The mammoth hotel, as always, has family-friendly festivities planned for the whole season, including three million lights twinkling at you. If you want to stay in the car, you can drive through the resort to see the trees adorned in white lights from the exterior facing Briley Parkway. If you’re comfortable being out-and-about, you can buy a timed ticket (to assure social distancing and reduced capacity) for snow tubing, ice bumper cars, ice skating, and, new this year, I Love Christmas Movies, an immersive, walk-thru experience where you’ll feel like you are inside your favorite holiday movies, such as National Lampoon’s Christmas Vacation. Bundles start at $44 for adults; $39.20 for kids.

If you want the Christmas light experience, but want it to be a little different, these synchronized bulbs are just the ticket. Now in its 11th year, these 2.5 miles of lights create tunnels, dancing trees, candy canes and more to songs that are familiar, but with a different tune. Imagine a reggae “Jingle Bells” or “I Want to be Santa Claus” to the tune of “Macho Man” playing on your radio as you drive around. The festivities take place at Wilson County’s James E. Ward Agricultural Center. Lines can be very long on Saturday nights, so if you have more flexibility in your schedule these days (as many of us do), come earlier in the week. The $25 per car fee is a lower price than last year—seriously, when does that happen? Return revelers, note that there will not be a Santa’s Village this year due to COVID-19 concerns.
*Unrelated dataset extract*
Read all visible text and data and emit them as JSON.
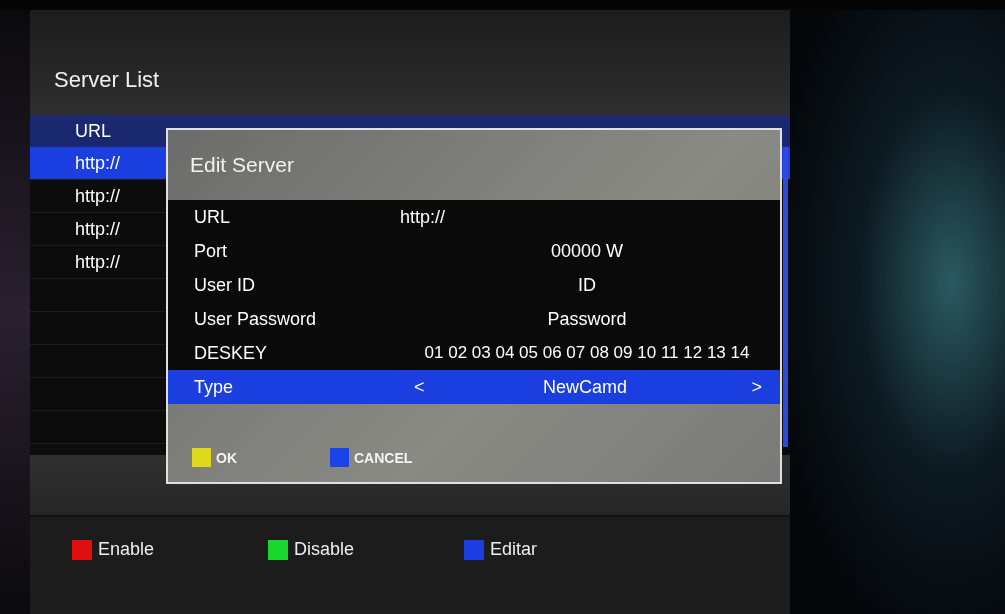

Chad Barnard really loves Christmas lights. For 39 years—since he was 12 years old—he’s been putting on displays, with handmade wood cutouts, lots of lights, and plenty of creativity. His day job is as an appliance repairperson so he knows what to do when a particular light won’t come on. Get ready to wind your way through a 14-acre display in Lebanon with about three million lights, including a drive-thru nativity scene and a Santa’s Workshop. Barnard changes the displays every year, so even if you have been before, it’s worth revisiting for the 65-foot computerized tunnel and more. $15 per car, $20 for commercial vans and limos.